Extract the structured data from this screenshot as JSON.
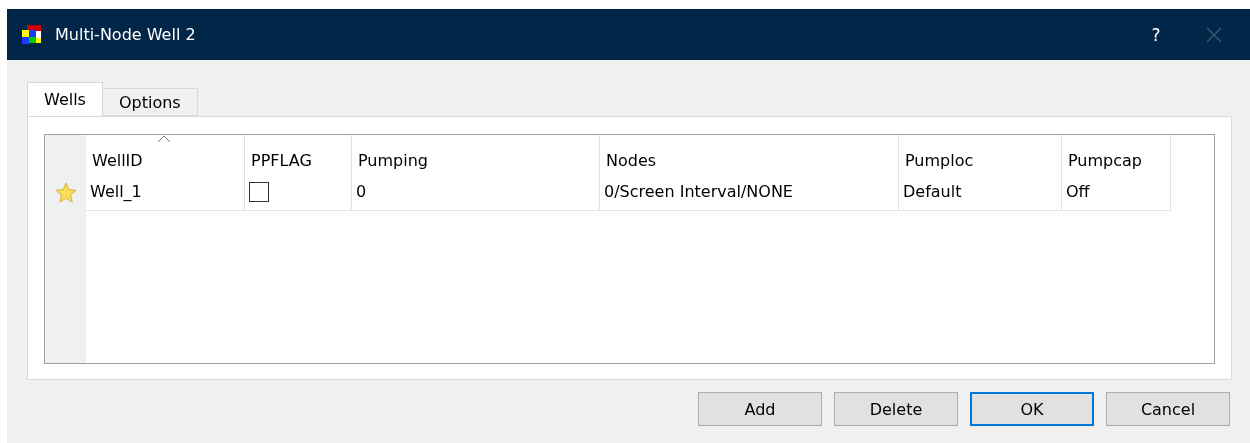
{
  "window": {
    "title": "Multi-Node Well 2",
    "help": "?"
  },
  "tabs": [
    {
      "label": "Wells",
      "selected": true
    },
    {
      "label": "Options",
      "selected": false
    }
  ],
  "table": {
    "columns": [
      {
        "label": "WellID",
        "sorted": true
      },
      {
        "label": "PPFLAG",
        "sorted": false
      },
      {
        "label": "Pumping",
        "sorted": false
      },
      {
        "label": "Nodes",
        "sorted": false
      },
      {
        "label": "Pumploc",
        "sorted": false
      },
      {
        "label": "Pumpcap",
        "sorted": false
      }
    ],
    "rows": [
      {
        "cells": [
          {
            "kind": "text",
            "text": "Well_1"
          },
          {
            "kind": "checkbox",
            "checked": false
          },
          {
            "kind": "text",
            "text": "0"
          },
          {
            "kind": "text",
            "text": "0/Screen Interval/NONE"
          },
          {
            "kind": "text",
            "text": "Default"
          },
          {
            "kind": "text",
            "text": "Off"
          }
        ]
      }
    ]
  },
  "buttons": [
    {
      "label": "Add",
      "default": false
    },
    {
      "label": "Delete",
      "default": false
    },
    {
      "label": "OK",
      "default": true
    },
    {
      "label": "Cancel",
      "default": false
    }
  ]
}
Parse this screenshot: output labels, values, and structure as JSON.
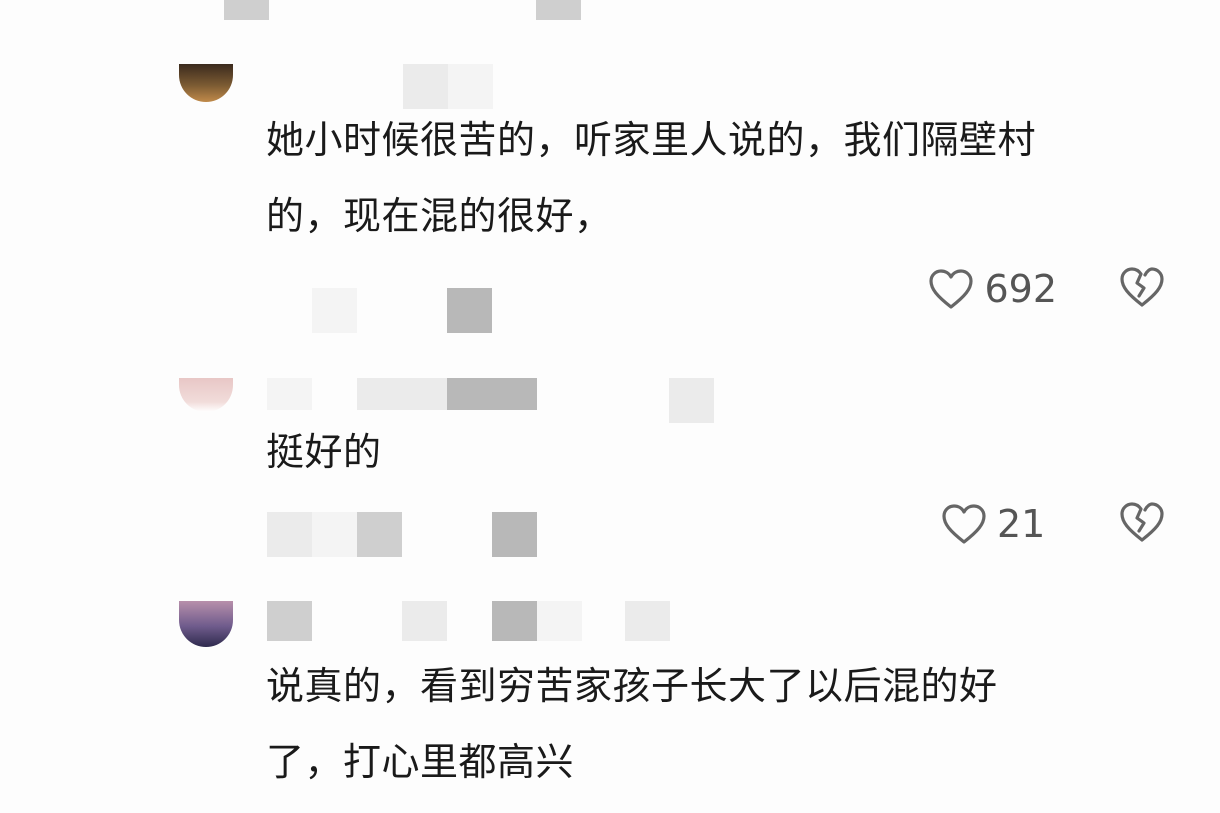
{
  "comments": [
    {
      "text_line1": "她小时候很苦的，听家里人说的，我们隔壁村",
      "text_line2": "的，现在混的很好，",
      "like_count": "692",
      "icons": {
        "like": "heart-outline-icon",
        "dislike": "broken-heart-icon"
      }
    },
    {
      "text_line1": "挺好的",
      "like_count": "21",
      "icons": {
        "like": "heart-outline-icon",
        "dislike": "broken-heart-icon"
      }
    },
    {
      "text_line1": "说真的，看到穷苦家孩子长大了以后混的好",
      "text_line2": "了，打心里都高兴"
    }
  ],
  "colors": {
    "text": "#1a1a1a",
    "icon": "#666666",
    "count": "#555555",
    "background": "#fdfdfd"
  }
}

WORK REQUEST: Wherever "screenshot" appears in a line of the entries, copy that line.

TASK OUTPUT:
Extract the structured data from this screenshot as JSON.
Parse this screenshot: output labels, values, and structure as JSON.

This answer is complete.